#### [What this task involves]
The reply has to be a number alone, equal to how many lines in the entries below hold the string "Stills".

----- Data to examine

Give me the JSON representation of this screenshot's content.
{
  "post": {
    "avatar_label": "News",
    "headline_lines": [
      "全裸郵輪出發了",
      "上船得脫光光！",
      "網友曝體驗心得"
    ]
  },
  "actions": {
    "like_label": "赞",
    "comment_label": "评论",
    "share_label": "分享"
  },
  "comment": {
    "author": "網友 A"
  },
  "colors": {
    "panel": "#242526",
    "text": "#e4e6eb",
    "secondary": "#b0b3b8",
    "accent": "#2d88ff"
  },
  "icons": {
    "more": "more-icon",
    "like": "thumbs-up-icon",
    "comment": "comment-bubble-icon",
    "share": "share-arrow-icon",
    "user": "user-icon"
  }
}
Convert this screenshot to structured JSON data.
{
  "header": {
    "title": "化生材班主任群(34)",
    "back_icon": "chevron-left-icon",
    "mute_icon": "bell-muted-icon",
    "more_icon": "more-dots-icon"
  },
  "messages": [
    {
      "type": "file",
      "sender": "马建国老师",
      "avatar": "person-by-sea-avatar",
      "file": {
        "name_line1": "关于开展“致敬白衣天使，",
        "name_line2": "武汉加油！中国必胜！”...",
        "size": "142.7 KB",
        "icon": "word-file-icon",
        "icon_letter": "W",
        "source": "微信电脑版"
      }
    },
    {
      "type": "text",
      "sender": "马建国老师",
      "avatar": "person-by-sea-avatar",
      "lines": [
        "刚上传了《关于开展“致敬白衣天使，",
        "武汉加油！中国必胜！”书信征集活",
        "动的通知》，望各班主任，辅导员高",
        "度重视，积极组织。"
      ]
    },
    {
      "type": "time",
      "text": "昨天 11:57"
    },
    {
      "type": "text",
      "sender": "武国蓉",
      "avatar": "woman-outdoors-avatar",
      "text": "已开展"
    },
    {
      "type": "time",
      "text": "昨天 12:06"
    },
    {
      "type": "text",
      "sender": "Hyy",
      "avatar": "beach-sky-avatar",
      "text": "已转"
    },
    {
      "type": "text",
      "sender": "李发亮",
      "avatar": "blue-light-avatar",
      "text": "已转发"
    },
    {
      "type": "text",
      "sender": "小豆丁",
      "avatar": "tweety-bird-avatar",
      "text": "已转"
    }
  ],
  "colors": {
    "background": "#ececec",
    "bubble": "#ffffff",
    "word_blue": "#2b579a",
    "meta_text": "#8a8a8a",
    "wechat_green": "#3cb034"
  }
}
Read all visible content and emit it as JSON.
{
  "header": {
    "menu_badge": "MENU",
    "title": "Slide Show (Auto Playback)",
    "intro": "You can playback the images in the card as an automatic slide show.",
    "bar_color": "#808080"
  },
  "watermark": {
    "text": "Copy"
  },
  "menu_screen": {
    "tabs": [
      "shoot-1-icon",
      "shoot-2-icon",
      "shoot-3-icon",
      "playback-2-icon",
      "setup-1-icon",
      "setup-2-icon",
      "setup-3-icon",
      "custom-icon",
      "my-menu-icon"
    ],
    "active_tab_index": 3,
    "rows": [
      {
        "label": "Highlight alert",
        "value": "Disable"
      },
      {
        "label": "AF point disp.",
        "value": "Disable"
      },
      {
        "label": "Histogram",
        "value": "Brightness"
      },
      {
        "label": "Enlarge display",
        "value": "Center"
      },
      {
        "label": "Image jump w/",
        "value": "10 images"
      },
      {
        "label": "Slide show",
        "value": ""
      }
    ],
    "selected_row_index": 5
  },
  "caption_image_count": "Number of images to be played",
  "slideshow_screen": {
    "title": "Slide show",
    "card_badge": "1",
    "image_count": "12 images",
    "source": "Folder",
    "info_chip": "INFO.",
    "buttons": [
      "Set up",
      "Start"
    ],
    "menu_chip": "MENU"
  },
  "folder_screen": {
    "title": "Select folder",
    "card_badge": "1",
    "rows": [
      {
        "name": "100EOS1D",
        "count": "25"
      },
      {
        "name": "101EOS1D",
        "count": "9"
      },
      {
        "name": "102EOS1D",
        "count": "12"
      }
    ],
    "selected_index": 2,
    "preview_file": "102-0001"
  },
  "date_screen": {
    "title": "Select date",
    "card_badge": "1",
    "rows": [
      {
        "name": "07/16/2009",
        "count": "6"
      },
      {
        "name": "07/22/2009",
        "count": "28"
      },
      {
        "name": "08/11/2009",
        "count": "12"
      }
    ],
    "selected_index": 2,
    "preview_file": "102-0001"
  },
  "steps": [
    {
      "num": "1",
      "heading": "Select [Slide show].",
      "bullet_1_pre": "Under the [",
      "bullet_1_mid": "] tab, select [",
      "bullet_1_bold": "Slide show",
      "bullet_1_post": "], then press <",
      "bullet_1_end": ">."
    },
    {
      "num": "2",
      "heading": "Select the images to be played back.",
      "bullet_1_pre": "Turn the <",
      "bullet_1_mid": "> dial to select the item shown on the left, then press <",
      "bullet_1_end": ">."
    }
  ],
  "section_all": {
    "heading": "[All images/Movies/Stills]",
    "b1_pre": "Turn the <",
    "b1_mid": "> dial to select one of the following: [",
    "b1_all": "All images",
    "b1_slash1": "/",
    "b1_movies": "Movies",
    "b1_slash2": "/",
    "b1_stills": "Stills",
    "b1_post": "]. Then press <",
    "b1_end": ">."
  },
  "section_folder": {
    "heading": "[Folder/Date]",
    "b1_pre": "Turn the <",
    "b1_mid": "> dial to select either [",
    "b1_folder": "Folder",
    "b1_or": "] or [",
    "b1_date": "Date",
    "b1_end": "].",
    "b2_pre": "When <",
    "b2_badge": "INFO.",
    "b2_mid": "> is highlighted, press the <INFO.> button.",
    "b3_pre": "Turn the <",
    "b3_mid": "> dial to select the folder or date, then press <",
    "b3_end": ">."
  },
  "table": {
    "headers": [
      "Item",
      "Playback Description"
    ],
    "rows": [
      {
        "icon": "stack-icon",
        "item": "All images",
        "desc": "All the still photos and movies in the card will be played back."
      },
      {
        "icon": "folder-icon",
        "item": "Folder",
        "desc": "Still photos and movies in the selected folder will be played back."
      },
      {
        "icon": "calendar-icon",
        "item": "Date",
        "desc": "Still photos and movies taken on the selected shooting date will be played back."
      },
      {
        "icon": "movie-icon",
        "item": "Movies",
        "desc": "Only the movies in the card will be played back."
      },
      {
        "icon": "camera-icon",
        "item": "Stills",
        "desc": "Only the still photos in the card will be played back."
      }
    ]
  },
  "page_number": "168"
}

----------

#### [Your solution]
3